I’ve always liked to be right, just ask my parents. My mom used to encourage me as a child to become a lawyer because I would argue about anything. I’m not sure on the validity of that statement, but I can admit, I really like to be right. If I were to be honest, I’d admit I probably have a few control issues as well. For example, not only do I like to be right, but whoever isn’t right, well, they should realize that I’m right and join me in doing things my way or let me be and walk away, quick and far. Don’t be frightened, I’ve mellowed a lot in my adult years, even my mother would admit it’s true. At least I think she would.
This past weekend, our big three took their 4H projects to the general show. All three did very well, but Jaclyn lost a point in cooking because she photocopied the recipe for her cookies instead of typing it out or handwriting it. This is my fault, pure and simple. She was struggling getting tabs to work the way she wanted them to while typing it and I saw an opportunity to teach her about utilizing her resources (the copy machine in our downstairs office) and suggested she just make a copy of it. She wasn’t so sure, but she conceded, perhaps because she knows my control issues? I don’t know if that’s why or not, but she did as I suggested and went on her merry way. Of her three projects combined, this was the only point she lost for the year – no kidding, one point. Needless to say, she was less than pleased with her mother and I felt terrible. Honestly, I still don’t understand it but it is what it is and I suppose the argument could be made for following directions and perhaps it could help her learn to write recipes. Other than that, I’m sticking with utilizing resources.
Jaclyn is a preteen perfectionist, so one point less than perfect was frustrating, but she can easily be brought back around with a good dose of laughter. We were discussing my mothering moment fail when a friend looked at her and said, “Here’s the thing, Jaclyn, sometimes moms are right and others just can’t see that.” Big group laughter ensued and problem solved. It’s not that we were ready to argue with the anyone, she was just done with mom at the moment, but my friend’s years of mothering experience and dry sense of humor saved the day. It was a perfectly placed exaggeration, and I was so thankful for the laughter to bring my little lady back from the brink of frustration.

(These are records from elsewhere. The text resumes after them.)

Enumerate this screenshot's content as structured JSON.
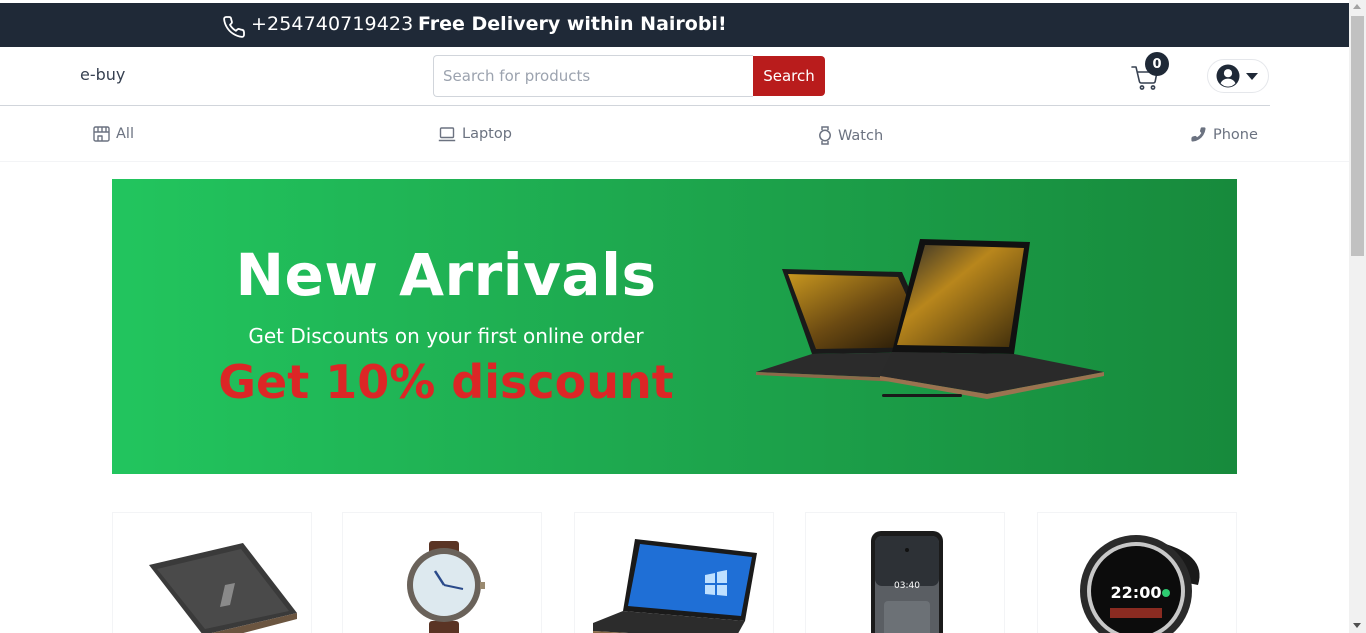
{
  "topbar": {
    "phone_icon": "phone-icon",
    "phone": "+254740719423",
    "promo": "Free Delivery within Nairobi!"
  },
  "header": {
    "brand": "e-buy",
    "search_placeholder": "Search for products",
    "search_value": "",
    "search_button": "Search",
    "cart_icon": "cart-icon",
    "cart_count": "0",
    "user_icon": "user-circle-icon",
    "user_caret_icon": "caret-down-icon"
  },
  "categories": [
    {
      "label": "All",
      "icon": "store-icon"
    },
    {
      "label": "Laptop",
      "icon": "laptop-icon"
    },
    {
      "label": "Watch",
      "icon": "watch-icon"
    },
    {
      "label": "Phone",
      "icon": "phone-icon"
    }
  ],
  "hero": {
    "title": "New Arrivals",
    "subtitle": "Get Discounts on your first online order",
    "discount": "Get 10% discount",
    "image": "laptop-image",
    "colors": {
      "bg_start": "#22c55e",
      "bg_end": "#178a3c",
      "discount": "#dc2626"
    }
  },
  "products": [
    {
      "image": "laptop-image"
    },
    {
      "image": "wristwatch-image"
    },
    {
      "image": "laptop-image"
    },
    {
      "image": "smartphone-image"
    },
    {
      "image": "smartwatch-image"
    }
  ],
  "colors": {
    "topbar": "#1f2937",
    "search_button": "#b91c1c",
    "badge": "#1f2937"
  }
}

My friend’s comment stayed with me throughout the weekend. It has played through my mind time and time and time again. Different situations have come to mind with each replay. Situations like the days Ben wants to dress like one of the Wiggles and insists he needs jeans, even though it’s pushing 100 degrees outside; or often the same days when he doesn’t want anything on the front of his shirt, but wants a certain color so he can dress like a certain Wiggle depending on if he wants to be a guitarist or a drummer that day, so he insists on wearing a t-shirt backwards; or the times that he is scripting Blue’s Clues and so he wears his green striped shirt every day for a week and we see the same folks night after night at the ballpark. With seven of us, I do laundry every night, but I’m pretty sure there are those who wonder what’s up with the kid who’s dressed for fall and dressed the same every single day. And then there are the vocal days, the days he will argue just as passionately as his mother would in her younger days, and yet, he won’t fight when we physically redirect. It’s just a loud day.
These are the days that despite the appearance of the situation, mom is right and there are likely those who just can’t see that. Forcing Ben into shorts or making him wear a different shirt, or even the one he wants the “right” way would be cause for a multi-hour meltdown. Is it really worth it? He’s a kid. Are these things going to make or break who he is? No. How he learns? No. But it just may be the straw that breaks the camel’s back in terms of how he functions for the day. So I let him be a kid and give him that control and let others think what they may, all the while knowing mom is right, even if they can’t see it. I told you I’m mellowing…